What you are asked to do:
Every line below that contains "Authentication" is to be copied.

_____

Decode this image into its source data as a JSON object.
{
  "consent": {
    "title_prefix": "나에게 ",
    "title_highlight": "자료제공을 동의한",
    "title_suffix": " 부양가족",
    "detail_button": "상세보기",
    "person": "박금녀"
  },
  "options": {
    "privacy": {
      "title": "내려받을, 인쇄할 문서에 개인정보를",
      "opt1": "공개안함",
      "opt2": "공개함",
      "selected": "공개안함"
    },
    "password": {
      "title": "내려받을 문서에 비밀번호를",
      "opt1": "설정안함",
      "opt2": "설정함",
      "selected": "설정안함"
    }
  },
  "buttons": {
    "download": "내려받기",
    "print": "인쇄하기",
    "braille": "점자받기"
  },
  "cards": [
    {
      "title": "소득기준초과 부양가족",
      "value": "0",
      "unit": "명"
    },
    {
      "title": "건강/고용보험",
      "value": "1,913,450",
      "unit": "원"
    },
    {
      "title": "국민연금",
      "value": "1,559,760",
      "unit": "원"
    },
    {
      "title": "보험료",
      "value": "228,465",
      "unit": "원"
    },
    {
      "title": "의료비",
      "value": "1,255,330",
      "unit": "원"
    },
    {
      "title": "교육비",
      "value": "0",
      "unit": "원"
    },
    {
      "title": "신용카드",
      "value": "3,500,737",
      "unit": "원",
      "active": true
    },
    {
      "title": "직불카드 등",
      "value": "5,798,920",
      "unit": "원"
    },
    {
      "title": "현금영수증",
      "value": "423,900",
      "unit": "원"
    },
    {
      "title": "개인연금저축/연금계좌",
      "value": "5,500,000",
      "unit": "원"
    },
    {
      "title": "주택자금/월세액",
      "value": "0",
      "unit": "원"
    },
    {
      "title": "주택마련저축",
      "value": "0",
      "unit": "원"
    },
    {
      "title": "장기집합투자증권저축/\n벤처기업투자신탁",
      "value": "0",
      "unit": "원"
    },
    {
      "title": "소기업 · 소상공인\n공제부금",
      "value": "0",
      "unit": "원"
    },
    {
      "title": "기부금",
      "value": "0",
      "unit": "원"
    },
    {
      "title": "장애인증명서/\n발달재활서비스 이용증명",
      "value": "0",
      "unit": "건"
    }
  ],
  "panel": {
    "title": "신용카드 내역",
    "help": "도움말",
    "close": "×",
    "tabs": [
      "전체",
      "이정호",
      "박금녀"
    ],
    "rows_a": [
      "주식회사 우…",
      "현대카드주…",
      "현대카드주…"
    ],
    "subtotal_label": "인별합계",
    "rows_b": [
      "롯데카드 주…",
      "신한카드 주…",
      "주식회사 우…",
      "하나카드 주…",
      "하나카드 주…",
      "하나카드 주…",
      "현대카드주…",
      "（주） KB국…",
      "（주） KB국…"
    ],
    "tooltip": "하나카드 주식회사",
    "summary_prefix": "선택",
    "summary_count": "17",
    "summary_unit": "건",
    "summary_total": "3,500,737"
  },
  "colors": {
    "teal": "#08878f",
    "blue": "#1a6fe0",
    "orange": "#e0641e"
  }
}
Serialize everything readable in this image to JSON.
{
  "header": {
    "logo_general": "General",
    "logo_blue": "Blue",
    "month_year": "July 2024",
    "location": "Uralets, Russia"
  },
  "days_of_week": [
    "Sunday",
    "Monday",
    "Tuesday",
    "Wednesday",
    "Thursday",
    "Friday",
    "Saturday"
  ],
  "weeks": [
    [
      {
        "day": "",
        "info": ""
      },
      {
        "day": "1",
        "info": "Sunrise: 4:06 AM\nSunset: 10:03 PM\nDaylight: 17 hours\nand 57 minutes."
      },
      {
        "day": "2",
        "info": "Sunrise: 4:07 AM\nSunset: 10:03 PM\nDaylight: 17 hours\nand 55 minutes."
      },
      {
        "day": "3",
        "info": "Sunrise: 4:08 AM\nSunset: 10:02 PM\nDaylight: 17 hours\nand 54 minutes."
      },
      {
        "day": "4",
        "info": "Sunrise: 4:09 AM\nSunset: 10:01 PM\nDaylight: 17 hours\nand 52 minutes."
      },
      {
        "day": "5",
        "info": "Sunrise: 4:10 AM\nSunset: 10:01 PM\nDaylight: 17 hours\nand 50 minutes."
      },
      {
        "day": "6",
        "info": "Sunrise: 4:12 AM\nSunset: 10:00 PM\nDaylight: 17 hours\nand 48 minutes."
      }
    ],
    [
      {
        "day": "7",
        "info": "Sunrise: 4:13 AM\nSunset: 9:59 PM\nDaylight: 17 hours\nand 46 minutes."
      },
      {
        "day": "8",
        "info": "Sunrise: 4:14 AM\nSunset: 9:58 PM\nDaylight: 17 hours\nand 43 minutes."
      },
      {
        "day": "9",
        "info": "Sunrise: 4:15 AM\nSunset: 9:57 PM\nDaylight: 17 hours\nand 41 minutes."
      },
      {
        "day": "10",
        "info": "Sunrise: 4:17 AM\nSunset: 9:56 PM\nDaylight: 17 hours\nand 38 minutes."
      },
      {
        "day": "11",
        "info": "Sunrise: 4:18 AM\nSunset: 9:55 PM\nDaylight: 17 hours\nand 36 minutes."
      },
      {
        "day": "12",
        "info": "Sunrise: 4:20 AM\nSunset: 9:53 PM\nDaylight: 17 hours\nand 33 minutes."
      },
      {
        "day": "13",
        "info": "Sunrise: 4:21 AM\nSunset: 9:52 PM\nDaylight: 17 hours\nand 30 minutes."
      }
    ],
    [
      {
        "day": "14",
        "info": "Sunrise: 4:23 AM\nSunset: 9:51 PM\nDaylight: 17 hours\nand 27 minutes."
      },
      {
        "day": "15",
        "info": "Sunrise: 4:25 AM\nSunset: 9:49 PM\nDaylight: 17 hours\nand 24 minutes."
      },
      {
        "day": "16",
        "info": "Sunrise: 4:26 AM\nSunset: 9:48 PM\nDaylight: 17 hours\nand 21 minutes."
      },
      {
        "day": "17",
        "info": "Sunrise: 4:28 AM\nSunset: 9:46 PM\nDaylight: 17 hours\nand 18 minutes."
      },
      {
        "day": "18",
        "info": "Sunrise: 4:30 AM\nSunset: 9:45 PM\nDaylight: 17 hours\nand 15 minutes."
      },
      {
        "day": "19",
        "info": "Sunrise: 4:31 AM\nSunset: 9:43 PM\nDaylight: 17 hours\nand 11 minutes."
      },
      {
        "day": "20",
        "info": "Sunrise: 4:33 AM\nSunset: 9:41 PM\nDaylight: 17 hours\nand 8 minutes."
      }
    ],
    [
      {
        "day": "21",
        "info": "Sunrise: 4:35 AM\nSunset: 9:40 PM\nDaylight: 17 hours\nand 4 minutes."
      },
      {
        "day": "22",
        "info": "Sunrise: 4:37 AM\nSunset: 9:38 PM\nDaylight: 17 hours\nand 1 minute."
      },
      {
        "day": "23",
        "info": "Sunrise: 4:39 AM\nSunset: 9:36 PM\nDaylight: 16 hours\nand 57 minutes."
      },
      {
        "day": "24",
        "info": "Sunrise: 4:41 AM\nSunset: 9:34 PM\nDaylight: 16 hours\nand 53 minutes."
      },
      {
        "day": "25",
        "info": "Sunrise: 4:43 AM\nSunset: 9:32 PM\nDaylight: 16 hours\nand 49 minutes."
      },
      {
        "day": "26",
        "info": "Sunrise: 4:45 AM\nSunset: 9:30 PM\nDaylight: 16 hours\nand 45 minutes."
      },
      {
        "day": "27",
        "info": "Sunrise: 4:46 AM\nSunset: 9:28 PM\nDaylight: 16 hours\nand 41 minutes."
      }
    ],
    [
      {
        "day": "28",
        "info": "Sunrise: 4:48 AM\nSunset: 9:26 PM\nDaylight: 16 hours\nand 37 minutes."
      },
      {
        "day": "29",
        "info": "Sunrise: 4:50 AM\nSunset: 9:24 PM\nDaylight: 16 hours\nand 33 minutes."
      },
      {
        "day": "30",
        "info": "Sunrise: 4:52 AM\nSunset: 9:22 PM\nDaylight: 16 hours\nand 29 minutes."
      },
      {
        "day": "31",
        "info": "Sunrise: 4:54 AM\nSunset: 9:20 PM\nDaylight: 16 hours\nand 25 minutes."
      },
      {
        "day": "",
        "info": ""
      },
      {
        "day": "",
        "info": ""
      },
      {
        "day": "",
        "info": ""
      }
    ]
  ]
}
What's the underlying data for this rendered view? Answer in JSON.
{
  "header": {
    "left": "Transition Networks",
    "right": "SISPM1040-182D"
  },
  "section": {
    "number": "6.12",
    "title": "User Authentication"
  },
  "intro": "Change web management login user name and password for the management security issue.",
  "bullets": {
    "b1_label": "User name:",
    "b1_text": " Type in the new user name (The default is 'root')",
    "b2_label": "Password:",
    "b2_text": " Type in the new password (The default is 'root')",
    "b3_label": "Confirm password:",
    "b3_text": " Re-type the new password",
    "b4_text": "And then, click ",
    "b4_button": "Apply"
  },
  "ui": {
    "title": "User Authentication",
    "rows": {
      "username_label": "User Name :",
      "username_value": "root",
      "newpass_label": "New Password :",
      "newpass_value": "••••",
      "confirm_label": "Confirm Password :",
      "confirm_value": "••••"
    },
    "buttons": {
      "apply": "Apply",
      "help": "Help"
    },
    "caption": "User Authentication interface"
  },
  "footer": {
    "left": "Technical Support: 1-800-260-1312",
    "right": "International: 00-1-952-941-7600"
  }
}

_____

Answer area:
    "title": "User Authentication"
    "title": "User Authentication",
    "caption": "User Authentication interface"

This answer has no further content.